A blog about living in Aberdeen, New Jersey.

Saturday, August 20, 2011

Assessments of Aberdeen Township Water Quality

Aberdeen Township residents should have received the 2010 Consumer Confidence Report on drinking water in the mail this week. It is a very brief assessment meant to assure the public that our drinking water is carefully monitored and found to be safe as of last year. It is full of acronyms, charts, big words and small print.

If you probe the document looking for the quick answer, your eyes will naturally gravitate to the VIOLATION column and be comforted to see NO, NO, NO down the line. Most residents probably look at that and toss the report in the trash. Others might wonder about the health risks from trihalomethane and other byproducts of the use of disinfectants to kill microbial contaminants in our water. Still others might wonder why OBMUA has its own separate list and why barium is on theirs and not ours if we're using their water.

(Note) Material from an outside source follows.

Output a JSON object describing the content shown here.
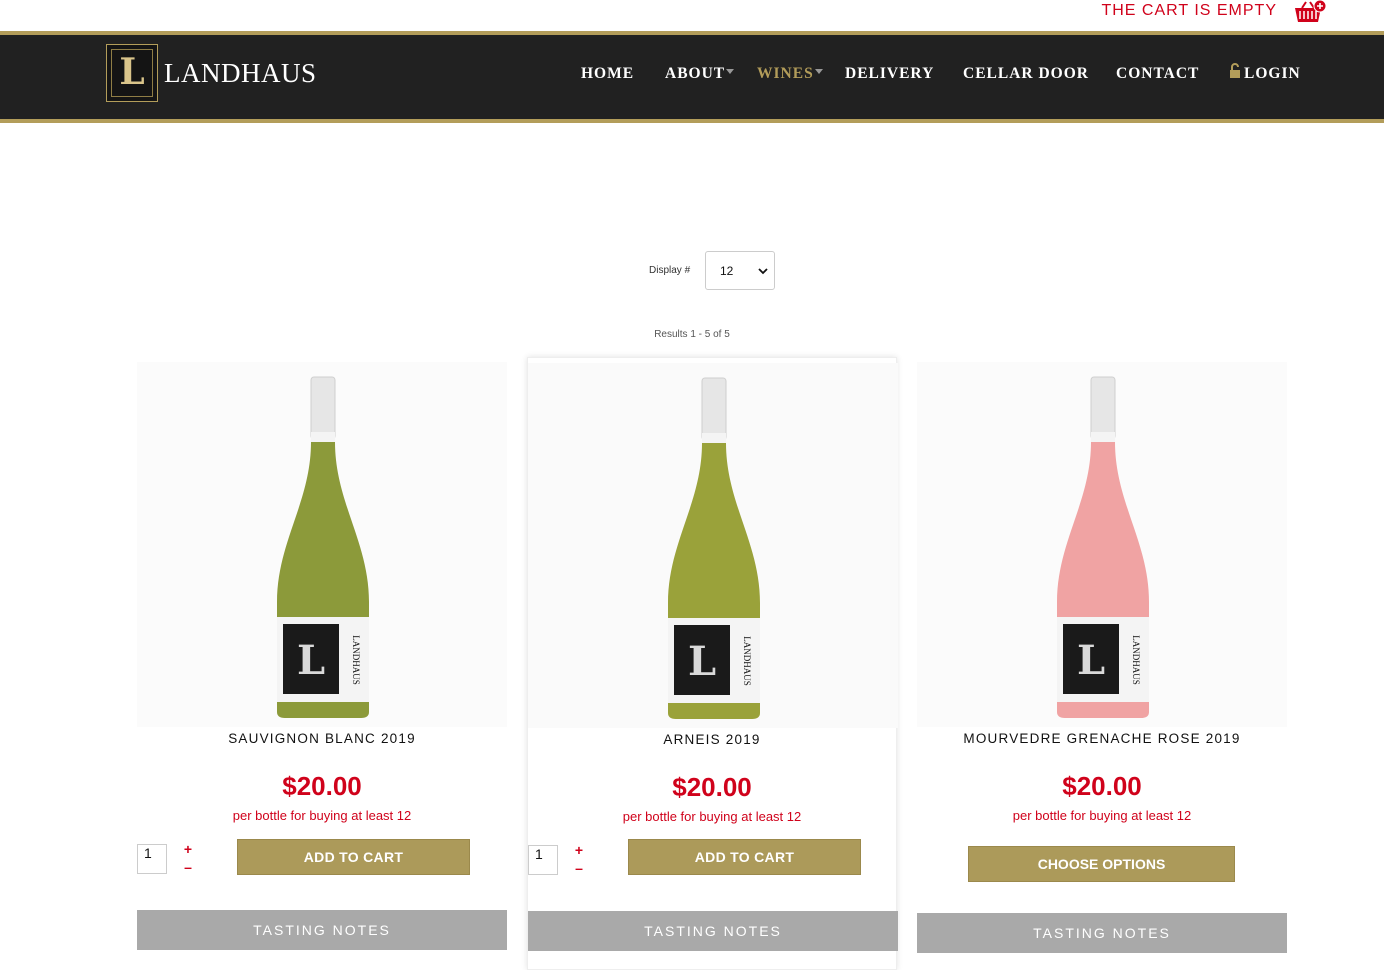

The bottom of the page is the least reassuring part of the mailing. The Township refers the public to NJ SWAP for more information, but that website is full of old if detailed reports about our water sources. New Jersey's Source Water Assessment Program (SWAP) website provides its August 2004 summary assessment, for example, which says Aberdeen purchases its water from three municipalities - Matawan, Old Bridge, and Keyport. As of 2010, Aberdeen was obtaining its water only from Old Bridge Township MUA. SWAP's Source Water Assessment Report for Aberdeen is highly detailed (52 pages) but also nearly 7 years old (December 2004). I'm sure their numerous water assessment appendices are still useful but also outdated. I was most concerned to see our Water Department quoting SWAP's 7 year old findings, not to mention how shocked I was at how vague the findings were: We have a low to high susceptibility rating for this water system. That pretty much covers the choices now doesn't it?

Aberdeen's Water Department should attempt to update the information at NJ SWAP and offer the public a more detailed printed assessment of our water supply either online or upon request.


  1. Do you think the town would send out a bad report ?

  2. Bad meaning a poorly produced report or bad meaning poor quality water buried in a favorable report? I'm not ready to suggest anyone's hiding anything. Are you? I'm saying that people should read the fine print and check the sources the summary relies on. I wasn't pleased to learn that the summary relies in part on detailed reports at the state level that are outdated.